From publishers, I was told the book was “too Hollywood Horror” and then another told me that the “inspirational stuff won’t sell.” So I suppose you can take that however you want. Honestly, in the scheme of things, there were mild errors, but nothing that takes away from the content of the book. So, after consulting with those who have read the book, I decided the book will stay exactly how it is.
What has been the best compliment?
The best compliments have been that when someone starts reading the book, he/she can’t put it down. I had one person tell me that they read it in seven hours. Another read it in three to four hours and simply couldn’t close the book to go to bed. That is exactly what I wanted. I wanted my readers to be so engaged that they just couldn’t put the book down and had to find out what happens next. Someone else told me they put down the book of a very famous, well respected author to read mine, which made me feel very good!
Do you have any advice to give to aspiring writers?
Don’t give up! Listen to your heart. If you have a passion to get your work published, do it. I have a quote I’m using for everything from my business cards to my website: Dream big because really, what’s stopping you? I live by that. I have always loved entertaining people, whether it’s been by singing publically, presenting skits, being involved in puppet shows; you name it. Still, writing is where I’ve found my passion. Don’t forget, however, that writing is the fun part. It’s only half the battle. The hard part starts in the marketing. Promoting your work is what is really going to count and it’s the most difficult part. Prepare to have some thick skin, too.
Is there anything you would like to say to your readers and fans?
I want to thank everyone who has read and is reading the book. My hope is that the book brings joy to you and you enjoy each page. Thank you so much for investing in my dream.
Favorite place in the world to be?
Home… but I’d also be pretty happy on a cruise ship in the middle of the ocean.
If a genie granted you three wishes, what would you ask for?
For enough money to pay off all of my debt and then some. For my son to always feel like he can accomplish anything and that his dreams are reachable. For my health to continue to be good so that I can keep writing and bringing beautiful stories to my readers.
What is your favorite thing about being a writer?
My favorite things about being a writer are that I can make up just about anything and go there in my head. I can create wonderful characters. I can create challenging situations. I can introduce the world to engaging plots and I can touch the lives of others one word at a time.
What is your least favorite thing about being a writer?

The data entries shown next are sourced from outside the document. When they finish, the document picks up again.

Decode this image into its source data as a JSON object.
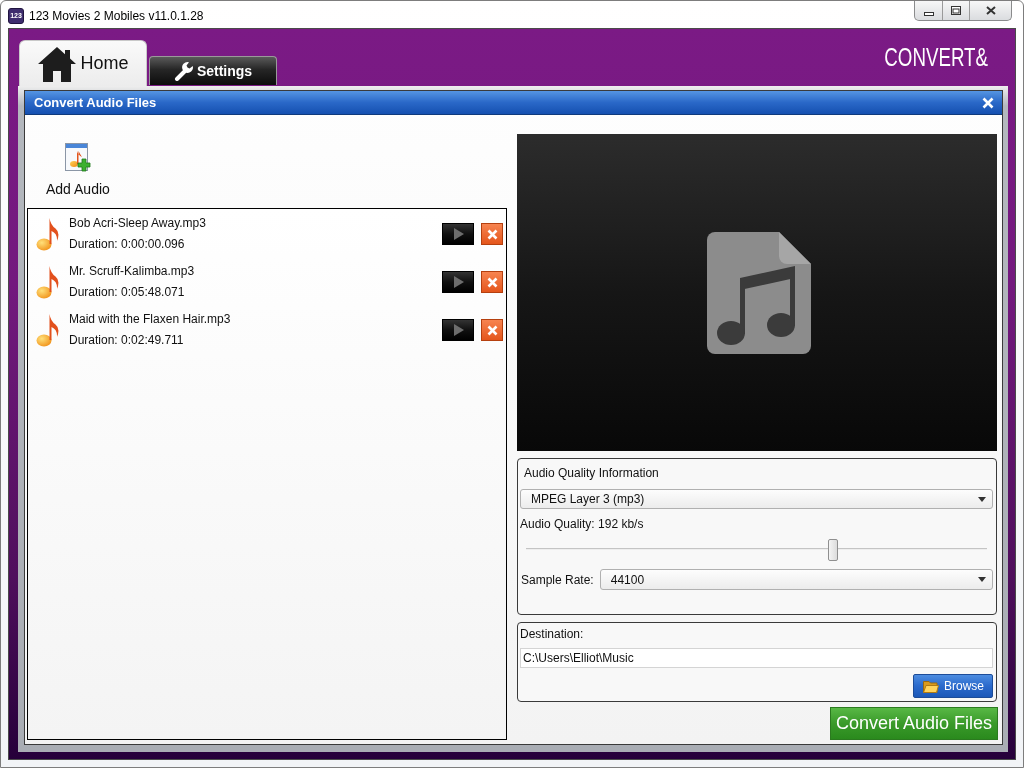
{
  "window": {
    "app_icon_text": "123",
    "title": "123 Movies 2 Mobiles v11.0.1.28"
  },
  "tabs": [
    {
      "label": "Home",
      "selected": true
    },
    {
      "label": "Settings",
      "selected": false
    }
  ],
  "logo": {
    "text": "CONVERT&"
  },
  "dialog": {
    "title": "Convert Audio Files"
  },
  "add_audio": {
    "label": "Add Audio"
  },
  "files": [
    {
      "name": "Bob Acri-Sleep Away.mp3",
      "duration": "Duration: 0:00:00.096"
    },
    {
      "name": "Mr. Scruff-Kalimba.mp3",
      "duration": "Duration: 0:05:48.071"
    },
    {
      "name": "Maid with the Flaxen Hair.mp3",
      "duration": "Duration: 0:02:49.711"
    }
  ],
  "audio_quality": {
    "heading": "Audio Quality Information",
    "format": "MPEG Layer 3 (mp3)",
    "quality_label": "Audio Quality: 192 kb/s",
    "level": 0.667,
    "sample_rate_label": "Sample Rate:",
    "sample_rate": "44100"
  },
  "destination": {
    "label": "Destination:",
    "path": "C:\\Users\\Elliot\\Music",
    "browse": "Browse"
  },
  "convert_button": {
    "label": "Convert Audio Files"
  }
}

I think the hardest thing about being a writer is realizing that you have a masterpiece in your book and then trying to sell that idea to someone else is very hard. In your heart of hearts you know that your book is worth the chance, but trying to get others on board with that is an entirely different monster. Marketing isn’t a piece of cake either. So once your book is actually out there, trying to bring retailers on board, especially if you’re an indie, is a nightmare sometimes, too.